**Exercise requirements:**
The answer must be the full data, restated word for word, with no pictures in it.

**Given entries:**
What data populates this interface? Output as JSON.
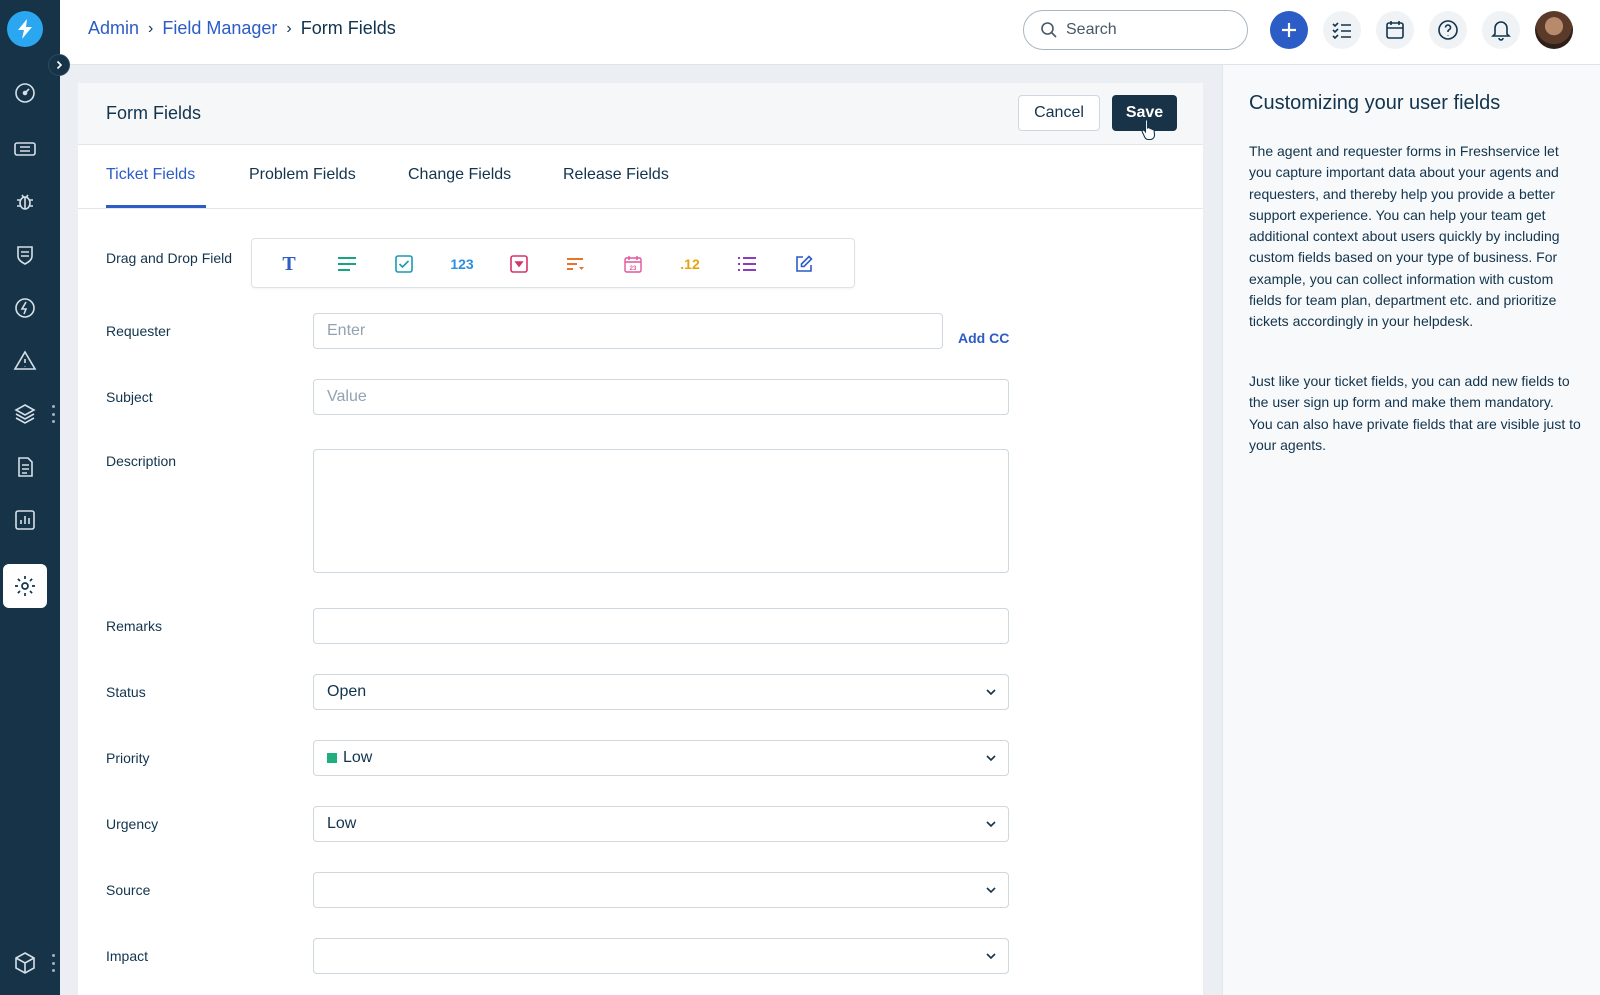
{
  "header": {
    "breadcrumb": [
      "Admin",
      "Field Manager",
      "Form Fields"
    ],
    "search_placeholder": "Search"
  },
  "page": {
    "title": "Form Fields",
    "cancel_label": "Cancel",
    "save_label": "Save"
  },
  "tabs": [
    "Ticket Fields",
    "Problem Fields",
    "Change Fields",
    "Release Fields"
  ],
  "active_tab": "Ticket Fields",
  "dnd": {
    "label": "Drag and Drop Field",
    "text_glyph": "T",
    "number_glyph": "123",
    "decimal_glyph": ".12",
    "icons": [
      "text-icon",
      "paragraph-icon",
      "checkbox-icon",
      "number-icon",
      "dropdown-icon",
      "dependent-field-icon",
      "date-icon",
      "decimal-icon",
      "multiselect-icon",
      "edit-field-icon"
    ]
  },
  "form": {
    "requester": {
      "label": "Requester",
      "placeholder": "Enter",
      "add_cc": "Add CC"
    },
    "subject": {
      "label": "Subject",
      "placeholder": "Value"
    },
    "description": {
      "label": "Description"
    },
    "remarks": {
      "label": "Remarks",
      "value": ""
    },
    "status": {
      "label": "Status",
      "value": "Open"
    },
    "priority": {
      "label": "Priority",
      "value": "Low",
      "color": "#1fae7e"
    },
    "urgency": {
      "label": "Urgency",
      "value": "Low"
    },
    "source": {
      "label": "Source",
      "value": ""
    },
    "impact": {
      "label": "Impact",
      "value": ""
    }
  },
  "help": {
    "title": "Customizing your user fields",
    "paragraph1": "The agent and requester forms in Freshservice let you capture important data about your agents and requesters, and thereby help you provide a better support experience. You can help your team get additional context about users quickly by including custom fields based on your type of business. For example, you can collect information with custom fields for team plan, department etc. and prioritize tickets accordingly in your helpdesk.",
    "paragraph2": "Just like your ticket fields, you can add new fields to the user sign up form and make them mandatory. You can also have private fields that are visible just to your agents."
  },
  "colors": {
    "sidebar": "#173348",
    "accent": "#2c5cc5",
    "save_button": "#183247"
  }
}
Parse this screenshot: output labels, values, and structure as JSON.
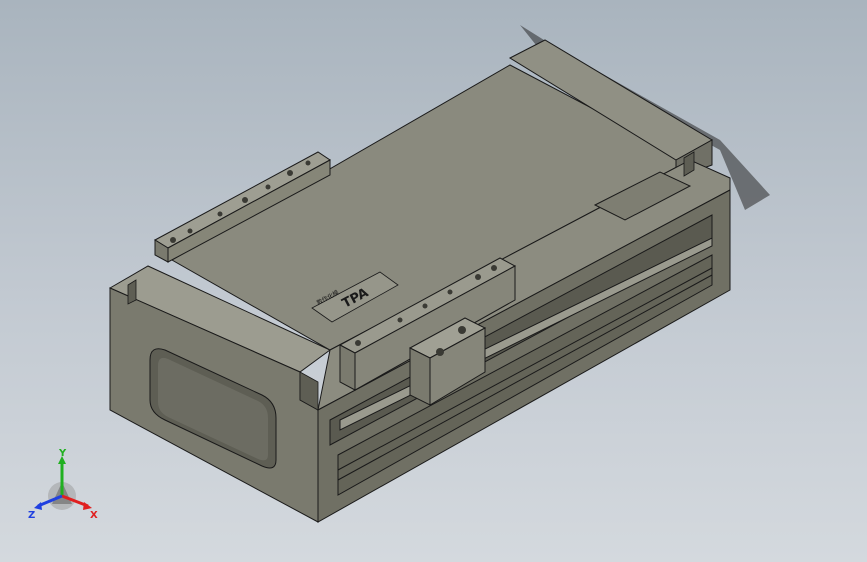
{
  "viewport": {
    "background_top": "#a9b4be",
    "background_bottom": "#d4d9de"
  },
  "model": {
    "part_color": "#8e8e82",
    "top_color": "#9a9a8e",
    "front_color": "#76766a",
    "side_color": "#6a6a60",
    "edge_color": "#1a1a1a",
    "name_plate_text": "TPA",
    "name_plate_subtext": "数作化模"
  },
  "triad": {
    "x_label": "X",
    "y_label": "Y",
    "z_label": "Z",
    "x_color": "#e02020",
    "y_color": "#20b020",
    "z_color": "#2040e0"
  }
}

**Output of the exercise:**
What data populates this interface? Output as JSON.
{
  "header": {
    "breadcrumb": [
      "Admin",
      "Field Manager",
      "Form Fields"
    ],
    "search_placeholder": "Search"
  },
  "page": {
    "title": "Form Fields",
    "cancel_label": "Cancel",
    "save_label": "Save"
  },
  "tabs": [
    "Ticket Fields",
    "Problem Fields",
    "Change Fields",
    "Release Fields"
  ],
  "active_tab": "Ticket Fields",
  "dnd": {
    "label": "Drag and Drop Field",
    "text_glyph": "T",
    "number_glyph": "123",
    "decimal_glyph": ".12",
    "icons": [
      "text-icon",
      "paragraph-icon",
      "checkbox-icon",
      "number-icon",
      "dropdown-icon",
      "dependent-field-icon",
      "date-icon",
      "decimal-icon",
      "multiselect-icon",
      "edit-field-icon"
    ]
  },
  "form": {
    "requester": {
      "label": "Requester",
      "placeholder": "Enter",
      "add_cc": "Add CC"
    },
    "subject": {
      "label": "Subject",
      "placeholder": "Value"
    },
    "description": {
      "label": "Description"
    },
    "remarks": {
      "label": "Remarks",
      "value": ""
    },
    "status": {
      "label": "Status",
      "value": "Open"
    },
    "priority": {
      "label": "Priority",
      "value": "Low",
      "color": "#1fae7e"
    },
    "urgency": {
      "label": "Urgency",
      "value": "Low"
    },
    "source": {
      "label": "Source",
      "value": ""
    },
    "impact": {
      "label": "Impact",
      "value": ""
    }
  },
  "help": {
    "title": "Customizing your user fields",
    "paragraph1": "The agent and requester forms in Freshservice let you capture important data about your agents and requesters, and thereby help you provide a better support experience. You can help your team get additional context about users quickly by including custom fields based on your type of business. For example, you can collect information with custom fields for team plan, department etc. and prioritize tickets accordingly in your helpdesk.",
    "paragraph2": "Just like your ticket fields, you can add new fields to the user sign up form and make them mandatory. You can also have private fields that are visible just to your agents."
  },
  "colors": {
    "sidebar": "#173348",
    "accent": "#2c5cc5",
    "save_button": "#183247"
  }
}
Parse this screenshot: output labels, values, and structure as JSON.
{
  "viewport": {
    "background_top": "#a9b4be",
    "background_bottom": "#d4d9de"
  },
  "model": {
    "part_color": "#8e8e82",
    "top_color": "#9a9a8e",
    "front_color": "#76766a",
    "side_color": "#6a6a60",
    "edge_color": "#1a1a1a",
    "name_plate_text": "TPA",
    "name_plate_subtext": "数作化模"
  },
  "triad": {
    "x_label": "X",
    "y_label": "Y",
    "z_label": "Z",
    "x_color": "#e02020",
    "y_color": "#20b020",
    "z_color": "#2040e0"
  }
}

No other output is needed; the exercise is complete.